- [What is expected]
Copy every line from the records that holds the word "count".

- [Material provided]
◆ ◆ ◆ ◆
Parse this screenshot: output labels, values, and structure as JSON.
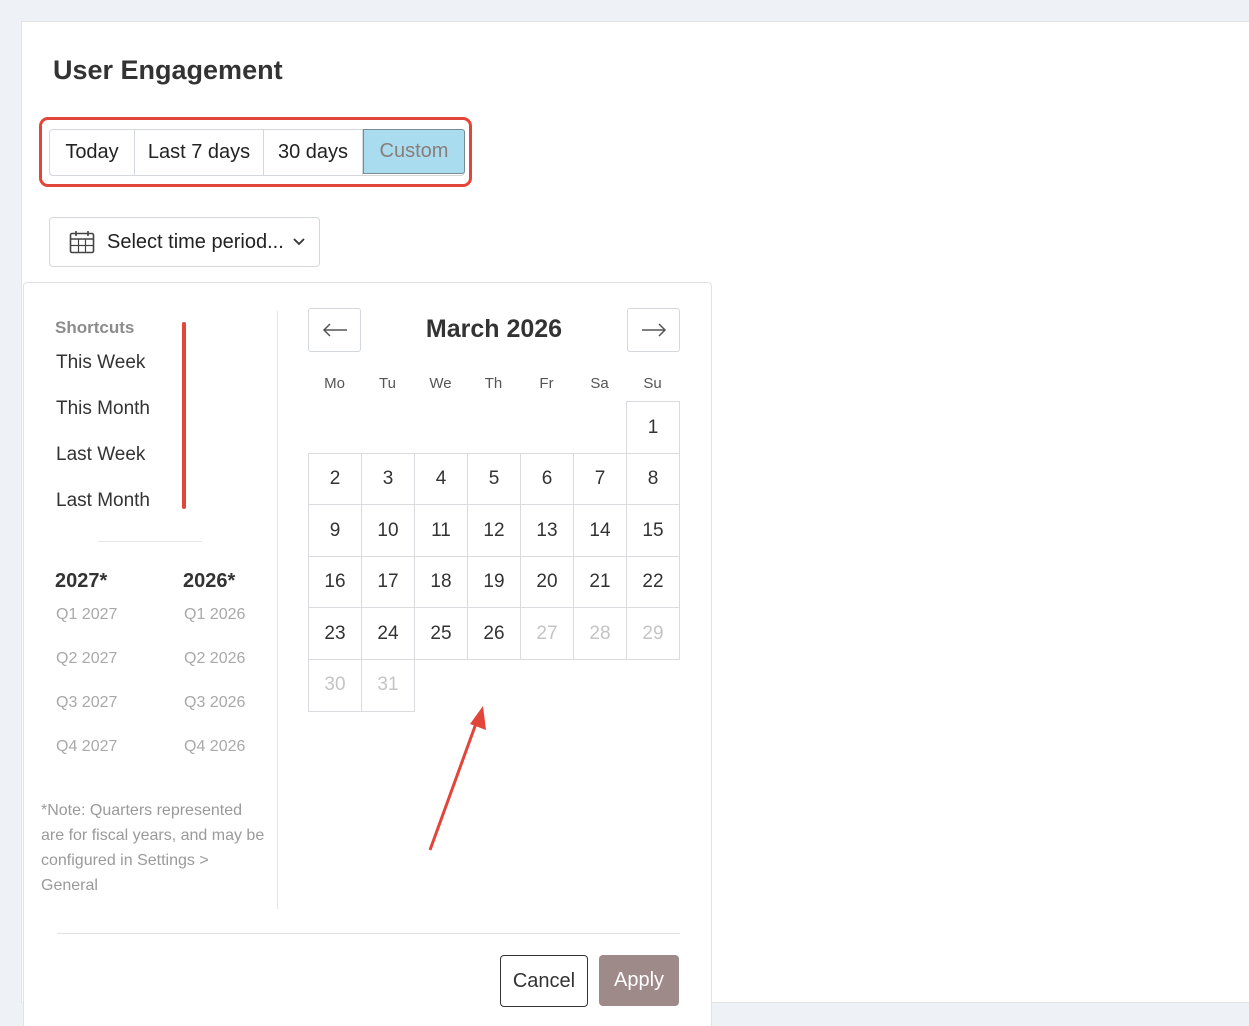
{
  "page": {
    "title": "User Engagement"
  },
  "range_tabs": [
    {
      "label": "Today",
      "selected": false
    },
    {
      "label": "Last 7 days",
      "selected": false
    },
    {
      "label": "30 days",
      "selected": false
    },
    {
      "label": "Custom",
      "selected": true
    }
  ],
  "period_select": {
    "label": "Select time period...",
    "icon": "calendar-icon",
    "caret": "chevron-down-icon"
  },
  "shortcuts": {
    "title": "Shortcuts",
    "items": [
      "This Week",
      "This Month",
      "Last Week",
      "Last Month"
    ]
  },
  "fiscal_years": [
    {
      "year": "2027*",
      "quarters": [
        "Q1 2027",
        "Q2 2027",
        "Q3 2027",
        "Q4 2027"
      ]
    },
    {
      "year": "2026*",
      "quarters": [
        "Q1 2026",
        "Q2 2026",
        "Q3 2026",
        "Q4 2026"
      ]
    }
  ],
  "note": "*Note: Quarters represented are for fiscal years, and may be configured in Settings > General",
  "calendar": {
    "month_title": "March 2026",
    "prev_icon": "arrow-left-icon",
    "next_icon": "arrow-right-icon",
    "weekdays": [
      "Mo",
      "Tu",
      "We",
      "Th",
      "Fr",
      "Sa",
      "Su"
    ],
    "first_weekday_index": 6,
    "days_in_month": 31,
    "last_enabled_day": 26
  },
  "actions": {
    "cancel": "Cancel",
    "apply": "Apply"
  },
  "colors": {
    "selected_tab_bg": "#a9dcef",
    "annotation_red": "#e2463a",
    "apply_bg": "#9e8a88"
  }
}
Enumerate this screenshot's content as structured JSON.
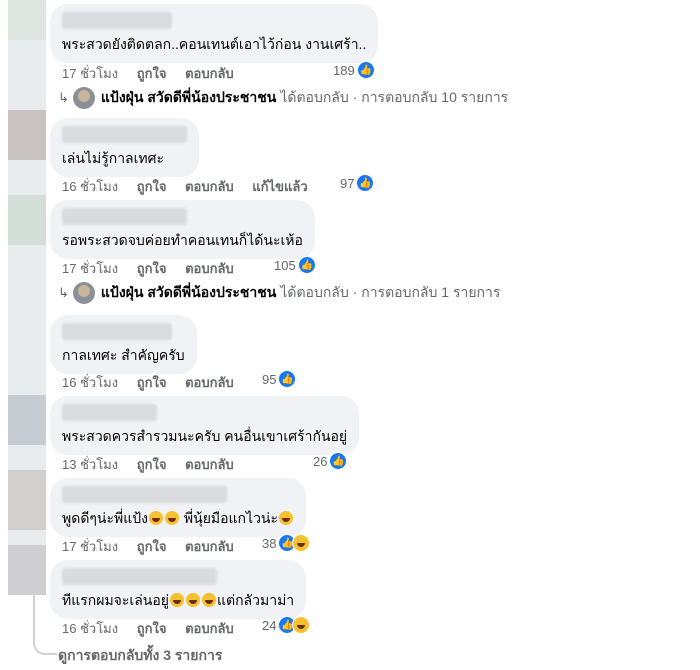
{
  "comments": [
    {
      "text": "พระสวดยังติดตลก..คอนเทนต์เอาไว้ก่อน งานเศร้า..",
      "age": "17 ชั่วโมง",
      "like": "ถูกใจ",
      "reply": "ตอบกลับ",
      "edited": "",
      "count": "189",
      "haha": false
    },
    {
      "text": "เล่นไม่รู้กาลเทศะ",
      "age": "16 ชั่วโมง",
      "like": "ถูกใจ",
      "reply": "ตอบกลับ",
      "edited": "แก้ไขแล้ว",
      "count": "97",
      "haha": false
    },
    {
      "text": "รอพระสวดจบค่อยทำคอนเทนก็ได้นะเห้อ",
      "age": "17 ชั่วโมง",
      "like": "ถูกใจ",
      "reply": "ตอบกลับ",
      "edited": "",
      "count": "105",
      "haha": false
    },
    {
      "text": "กาลเทศะ สำคัญครับ",
      "age": "16 ชั่วโมง",
      "like": "ถูกใจ",
      "reply": "ตอบกลับ",
      "edited": "",
      "count": "95",
      "haha": false
    },
    {
      "text": "พระสวดควรสำรวมนะครับ คนอื่นเขาเศร้ากันอยู่",
      "age": "13 ชั่วโมง",
      "like": "ถูกใจ",
      "reply": "ตอบกลับ",
      "edited": "",
      "count": "26",
      "haha": false
    },
    {
      "text_a": "พูดดีๆน่ะพี่แป้ง",
      "text_b": " พี่นุ้ยมือแกไวน่ะ",
      "age": "17 ชั่วโมง",
      "like": "ถูกใจ",
      "reply": "ตอบกลับ",
      "edited": "",
      "count": "38",
      "haha": true
    },
    {
      "text_a": "ทีแรกผมจะเล่นอยู่",
      "text_b": "แต่กลัวมาม่า",
      "age": "16 ชั่วโมง",
      "like": "ถูกใจ",
      "reply": "ตอบกลับ",
      "edited": "",
      "count": "24",
      "haha": true
    }
  ],
  "replies": [
    {
      "name": "แป้งฝุ่น สวัดดีพี่น้องประชาชน",
      "text": "ได้ตอบกลับ · การตอบกลับ 10 รายการ"
    },
    {
      "name": "แป้งฝุ่น สวัดดีพี่น้องประชาชน",
      "text": "ได้ตอบกลับ · การตอบกลับ 1 รายการ"
    }
  ],
  "view_all": "ดูการตอบกลับทั้ง 3 รายการ",
  "icons": {
    "like": "like-icon",
    "haha": "haha-icon",
    "reply_arrow": "reply-arrow-icon"
  },
  "colors": {
    "bubble": "#f0f2f5",
    "like_blue": "#1877f2",
    "meta_gray": "#65676b"
  }
}
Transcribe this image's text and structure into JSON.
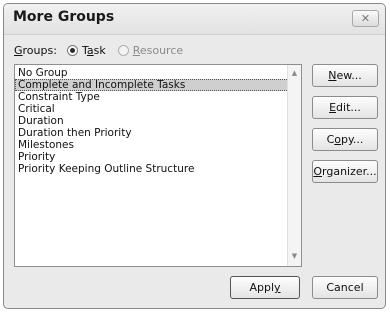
{
  "dialog": {
    "title": "More Groups",
    "close_glyph": "✕"
  },
  "groups": {
    "label_prefix": "G",
    "label_rest": "roups:",
    "options": [
      {
        "pre": "T",
        "u": "a",
        "post": "sk",
        "checked": true,
        "enabled": true
      },
      {
        "pre": "",
        "u": "R",
        "post": "esource",
        "checked": false,
        "enabled": false
      }
    ]
  },
  "list": {
    "items": [
      "No Group",
      "Complete and Incomplete Tasks",
      "Constraint Type",
      "Critical",
      "Duration",
      "Duration then Priority",
      "Milestones",
      "Priority",
      "Priority Keeping Outline Structure"
    ],
    "selected_index": 1
  },
  "buttons": {
    "new": {
      "u": "N",
      "rest": "ew..."
    },
    "edit": {
      "u": "E",
      "rest": "dit..."
    },
    "copy": {
      "pre": "C",
      "u": "o",
      "rest": "py..."
    },
    "organizer": {
      "u": "O",
      "rest": "rganizer..."
    },
    "apply": {
      "pre": "Appl",
      "u": "y",
      "rest": ""
    },
    "cancel": {
      "label": "Cancel"
    }
  },
  "icons": {
    "scroll_up": "▲",
    "scroll_down": "▼"
  }
}
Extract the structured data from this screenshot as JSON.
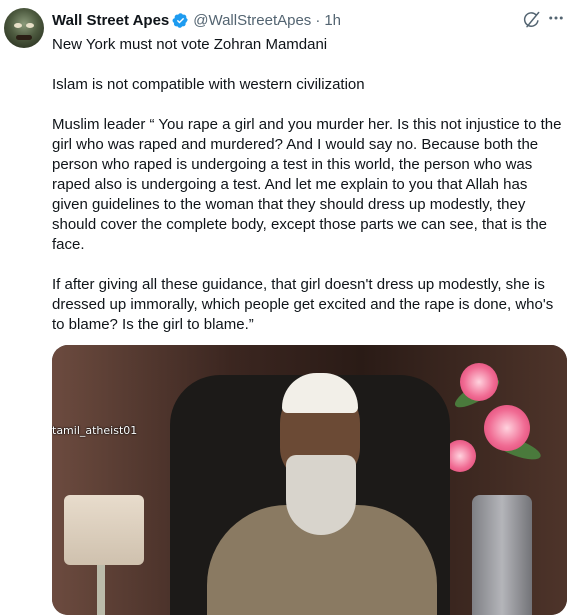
{
  "tweet": {
    "author_name": "Wall Street Apes",
    "handle": "@WallStreetApes",
    "separator": "·",
    "time": "1h",
    "paragraphs": [
      "New York must not vote Zohran Mamdani",
      "Islam is not compatible with western civilization",
      "Muslim leader “ You rape a girl and you murder her. Is this not injustice to the girl who was raped and murdered? And I would say no. Because both the person who raped is undergoing a test in this world, the person who was raped also is undergoing a test. And let me explain to you that Allah has given guidelines to the woman that they should dress up modestly, they should cover the complete body, except those parts we can see, that is the face.",
      "If after giving all these guidance, that girl doesn't dress up modestly, she is dressed up immorally, which people get excited and the rape is done, who's to blame? Is the girl to blame.”"
    ],
    "media": {
      "watermark": "tamil_atheist01"
    }
  },
  "icons": {
    "verified": "verified-badge-icon",
    "grok": "grok-icon",
    "more": "more-icon"
  },
  "colors": {
    "verified": "#1d9bf0",
    "text": "#0f1419",
    "secondary": "#536471"
  }
}
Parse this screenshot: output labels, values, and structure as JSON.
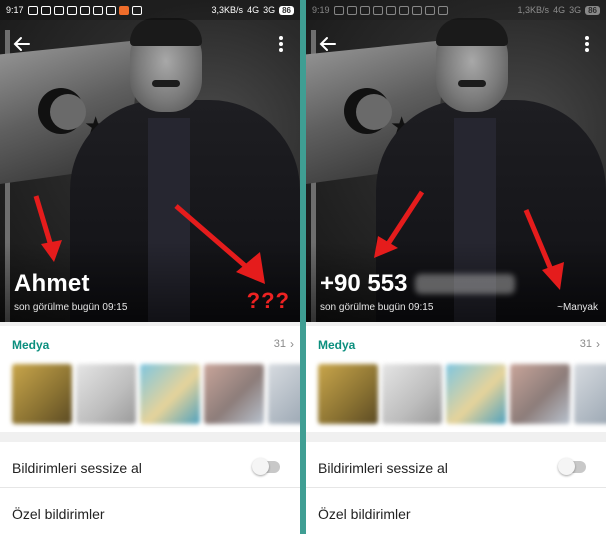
{
  "divider_color": "#3f9e93",
  "accent_color": "#0b8f7e",
  "arrow_color": "#e51c1c",
  "panels": [
    {
      "statusbar": {
        "time": "9:17",
        "network_speed": "3,3KB/s",
        "signal_1": "4G",
        "signal_2": "3G",
        "battery": "86"
      },
      "contact": {
        "name": "Ahmet",
        "last_seen": "son görülme bugün 09:15",
        "annotation": "???"
      },
      "media": {
        "label": "Medya",
        "count": "31"
      },
      "settings": {
        "mute_label": "Bildirimleri sessize al",
        "mute_enabled": false,
        "custom_label": "Özel bildirimler"
      }
    },
    {
      "statusbar": {
        "time": "9:19",
        "network_speed": "1,3KB/s",
        "signal_1": "4G",
        "signal_2": "3G",
        "battery": "86"
      },
      "contact": {
        "phone_visible": "+90 553",
        "last_seen": "son görülme bugün 09:15",
        "push_name": "~Manyak"
      },
      "media": {
        "label": "Medya",
        "count": "31"
      },
      "settings": {
        "mute_label": "Bildirimleri sessize al",
        "mute_enabled": false,
        "custom_label": "Özel bildirimler"
      }
    }
  ]
}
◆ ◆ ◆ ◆
- [Response to the task]
      "count": "189",
      "count": "97",
      "count": "105",
      "count": "95",
      "count": "26",
      "count": "38",
      "count": "24",
        "count": "31"
        "count": "31"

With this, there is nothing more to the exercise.